Tassy Enviro Groups Grilled on Tax-Status
Tuesday, 21st July 2015 at 2:21 pm
Philanthropist and former Greens leader Bob Brown has been grilled about the work of his Foundation by a Parliamentary inquiry into the tax-free status of environmental groups.
Brown, who is head of the Bob Brown Foundation which campaigns for environmental conservation, has appeared before the Federal Standing Committee on the Environment at public hearings in Hobart along with a number of other Tasmanian advocacy and environmental groups.
Liberal, National and LNP members of the committee are concerned that environmental groups are eligible for tax deductions but are using their donors' funds to bankroll illegal activities and political campaigns.
Brown’s submission to the inquiry described it as a poorly disguised attack on conservationists.
"The inquiry is a Liberal Party vendetta against environment groups," Brown said.
"They want to crush environment groups."
Brown also defended the right of Greenpeace to retain its tax-deductible status in its attempt to protect areas such as the Great barrier Reef.
“The Bob Brown Foundation is committed to protecting the biosphere. It is a modestly successful fundraiser because it works within the expectations of modern environmentally-minded Australia,” he said.
“It seeks and promotes prudent and feasible options to the destruction of the nation’s natural heritage. And it will continue to campaign to protect Australia’s natural commons from irretrievable and needless loss.”
Brown said in his submission to the inquiry that Environmentalists are committed to upholding the laws of nature and society.
“Non-violence and public debate is essential to resolving that disputation and guaranteeing human life on Earth,” he said.
The Director of the Tasmanian Conservation Trust, Peter McGlone, told the inquiry that since the Howard Government his organisation “ had not received one cent of commonwealth Government money”.

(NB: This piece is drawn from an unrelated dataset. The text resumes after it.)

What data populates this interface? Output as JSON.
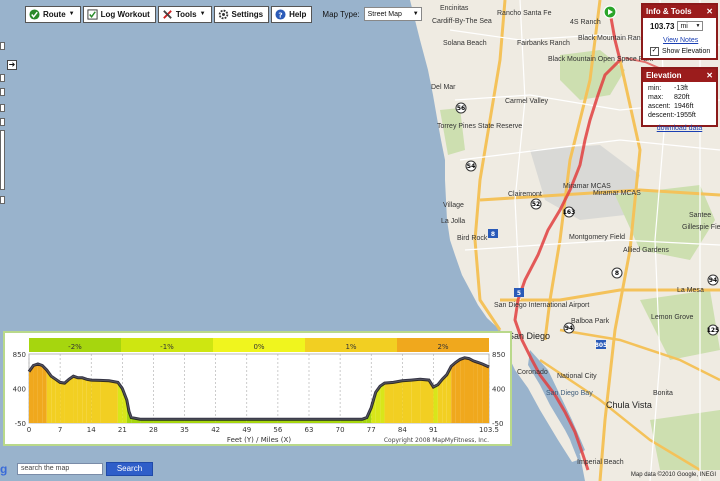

“We have resorted to the scary world of social media to raise our public profile and raise money.”
In response to a question at the hearing, McGlone said that in his time at the organisation it had not been engaged in any litigation or illegal activities.
As well he said his organisation in Tasmania did not do the work of other conservation groups in that state.
The House of Representatives Standing Committee on the Environment is holding public hearings into the “administration and transparency of the Register of Environmental Organisations (the Register) and its effectiveness in supporting communities to take practical action to improve the environment”.
The inquiry has received over 600 submissions from community and philanthropic organisations including Philanthropy Australia, the Reichstein Foundation, Australian Communities Foundation/Sydney Community Foundation, and the McKinnon Foundation.
Environmental organisations have described the national inquiry into their ability to receive tax deductible donations as an attack on their efforts to protect the environment.
The House of Representatives Standing Committee on the Environment, chaired by Liberal MP Alex Hawke, announced in April that it would be scrutinising tax-deductible donations made to environmental groups and their Deductible Gift Recipient (DGR) status.
Hawke said the inquiry would officially look into the administration, transparency and effectiveness of the Register of Environmental Organisations in supporting practical action to improve the environment.
“Over 600 environmental groups are currently Deductible Gift Recipients. This allows them to access tax-deductible donations to fund important, practical work to improve the natural environment,” Hawke said.
“We need to ensure that tax deductible donations, which are a generous concession from the taxpayer, are used for the purpose intended and expected by the community.”